Just a week after that performance, Scout bumped Clark into five-star territory, and their head of scouting gave an "eeeeeeeeee"-worthy report on his game:
“One of the best words I can use to describe a football player is 'tenacious', and Clark is absolutely tenacious,” Scout.com director of scouting Scott Kennedy said. “It doesn't matter if he's lining up at defensive end, outside linebacker, blocking tight end, or slot receiver, he does everything with the mindset of dominating his opponent.
“Looking at the combination of his size and athleticism, his non-stop ability to attack, and his skill of playing different positions from blocking, catching, disengaging from blockers, or occupying double teams, we're looking at a five-star college prospect, and the best tight end I've seen this year.”
Yes, I couldn't figure out what not to put in bold in the second paragraph, so ALL BOLD EVERYTHING.
Clark could be headed into similarly lofty territory on Rivals after excelling at their invite-only (and Rivals-reporters-only) Five-Star Challenge a couple weeks ago. He earned top tight end honors despite getting dinged up on the first day of camp, and after it was over Mike Farrell listed him as one of the ten prospects who most helped their stock ($):
Clark is a huge tight end who can move and catches the ball well. He has a rumbling running style and you can tell he's a load to bring down when he reaches top speed. He showed soft hands, he was a big target and he was tough coming back from an injury day one to be the most productive tight end on the event's second day.
In Farrell's post-camp awards column, Clark earned honorable mention for most physically impressive and best work ethic, and Farrell suggested he's in line to move up when Rivals updates their rankings.
Michigan's tight end recruiting has been focused in recent classes on three types of players: lanky receiver types (Devin Funchess, Ian Bunting), smaller fullback/H-Back types (Khalid Hill, Wyatt Shallman), and all-around guys who can hold up on the line while still providing plenty in the passing game (Jake Butt). Clark definitely falls into the last category.

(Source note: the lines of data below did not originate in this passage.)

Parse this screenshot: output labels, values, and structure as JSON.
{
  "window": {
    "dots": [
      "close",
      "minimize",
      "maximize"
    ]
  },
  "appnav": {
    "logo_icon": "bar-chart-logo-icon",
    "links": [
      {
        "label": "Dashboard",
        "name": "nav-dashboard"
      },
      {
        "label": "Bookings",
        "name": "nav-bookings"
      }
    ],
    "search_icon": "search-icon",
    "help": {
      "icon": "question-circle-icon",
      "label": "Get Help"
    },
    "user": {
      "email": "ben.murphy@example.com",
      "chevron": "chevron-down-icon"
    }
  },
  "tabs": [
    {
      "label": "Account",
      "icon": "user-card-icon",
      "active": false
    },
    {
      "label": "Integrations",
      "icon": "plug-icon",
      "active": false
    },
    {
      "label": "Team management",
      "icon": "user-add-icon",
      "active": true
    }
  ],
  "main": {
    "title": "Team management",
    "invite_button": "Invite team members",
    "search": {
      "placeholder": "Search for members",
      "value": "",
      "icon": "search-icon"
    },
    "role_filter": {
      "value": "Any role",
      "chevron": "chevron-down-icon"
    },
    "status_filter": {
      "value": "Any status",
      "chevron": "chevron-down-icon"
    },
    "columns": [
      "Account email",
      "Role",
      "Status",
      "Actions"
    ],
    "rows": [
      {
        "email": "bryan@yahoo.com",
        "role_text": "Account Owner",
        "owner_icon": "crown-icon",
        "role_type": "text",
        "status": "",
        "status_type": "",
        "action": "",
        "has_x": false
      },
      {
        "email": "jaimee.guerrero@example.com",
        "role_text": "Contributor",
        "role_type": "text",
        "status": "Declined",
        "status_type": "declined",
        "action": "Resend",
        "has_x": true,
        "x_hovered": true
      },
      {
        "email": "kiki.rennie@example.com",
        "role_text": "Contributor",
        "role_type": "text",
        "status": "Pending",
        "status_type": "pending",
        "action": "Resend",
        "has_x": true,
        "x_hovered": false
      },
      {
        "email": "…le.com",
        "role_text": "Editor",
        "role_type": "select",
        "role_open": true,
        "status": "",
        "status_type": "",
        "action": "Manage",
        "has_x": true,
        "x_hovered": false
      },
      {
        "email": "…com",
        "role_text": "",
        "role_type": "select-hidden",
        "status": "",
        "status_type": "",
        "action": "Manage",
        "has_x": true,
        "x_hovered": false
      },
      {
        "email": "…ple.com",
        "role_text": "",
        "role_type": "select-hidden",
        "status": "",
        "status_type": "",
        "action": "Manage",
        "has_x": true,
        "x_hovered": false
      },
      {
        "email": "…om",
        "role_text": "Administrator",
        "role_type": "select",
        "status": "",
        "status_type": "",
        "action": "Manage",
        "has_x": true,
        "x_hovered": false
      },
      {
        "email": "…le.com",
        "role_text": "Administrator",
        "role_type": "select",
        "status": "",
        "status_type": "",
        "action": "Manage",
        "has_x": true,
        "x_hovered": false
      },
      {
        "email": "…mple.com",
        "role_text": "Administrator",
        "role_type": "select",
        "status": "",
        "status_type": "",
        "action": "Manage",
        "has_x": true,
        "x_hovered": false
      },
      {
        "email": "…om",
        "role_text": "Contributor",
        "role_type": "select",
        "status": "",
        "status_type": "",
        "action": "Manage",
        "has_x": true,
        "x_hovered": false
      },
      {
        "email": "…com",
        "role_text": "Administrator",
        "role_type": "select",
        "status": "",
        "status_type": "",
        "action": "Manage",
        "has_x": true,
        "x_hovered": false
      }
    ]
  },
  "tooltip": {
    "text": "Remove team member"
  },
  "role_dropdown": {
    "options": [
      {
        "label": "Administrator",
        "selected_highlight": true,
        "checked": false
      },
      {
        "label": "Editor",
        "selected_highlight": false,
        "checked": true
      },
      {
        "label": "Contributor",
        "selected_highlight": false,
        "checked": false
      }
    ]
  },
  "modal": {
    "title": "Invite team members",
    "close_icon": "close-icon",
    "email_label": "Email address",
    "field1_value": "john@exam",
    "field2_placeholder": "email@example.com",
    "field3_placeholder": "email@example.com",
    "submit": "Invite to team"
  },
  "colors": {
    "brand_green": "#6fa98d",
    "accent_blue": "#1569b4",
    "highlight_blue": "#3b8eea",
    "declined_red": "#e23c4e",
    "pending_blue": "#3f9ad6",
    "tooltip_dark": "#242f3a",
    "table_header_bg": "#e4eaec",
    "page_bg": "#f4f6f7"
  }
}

In addition to his finalists, Clark held offers from Alabama, Arizona, Arizona State, Arkansas, Auburn, Boston College, Cincinnati, Florida, Florida State, Georgia, Illinois, Indiana, Iowa, Kentucky, Louisville, LSU, Maryland, Miami (YTM), Mississippi State, Mizzou, NC State, Nebraska, Notre Dame, Ole Miss, Penn State, Pitt, Purdue, South Carolina, Syracuse, Tennessee, Texas Tech, UCF, Virginia, and Virginia Tech, among a few others.
Rather prestigious list, that.
Avon Old Farms is a private school with a history of producing players who end up mostly at academically-inclined East Coast schools. You're familiar with one of the exceptions: former Michigan running back Mike Cox, who eventually transferred to UMass to finish out his career.
Clark caught 39 passes for 417 yards and six touchdowns in his junior season, breaking out as a receiver despite adding 40 pounds after his sophomore season.
FAKE 40 TIME
Rivals lists a pretty darn reasonable time of 4.72 seconds, which I'll give two FAKEs out of five.
Single game cut-ups from his junior and sophomore seasons are available on his Hudl page.
PREDICTION BASED ON FLIMSY EVIDENCE
Clark looks like one of the likeliest candidates in the 2015 class to make an immediate impact when he gets to campus, as he already boasts the size to play tight end as a junior in high school. Jake Butt will be a junior when Clark is a freshman, so he should be able to slowly work his way onto the field as a freshman as he gets a grasp on Doug Nussmeier's offense and the college game as a whole. When Butt graduates after the 2016 season, Clark is the clear-cut candidate to take over as the every-down tight end.
UPSHOT FOR THE REST OF THE CLASS
Michigan now has eight spots filled for the 2015 class; our best guess is this class will be around 16 players in total. Top priorities include running back, wide receiver, defensive end, outside linebacker, and a cornerback to replace Shaun Crawford in the class.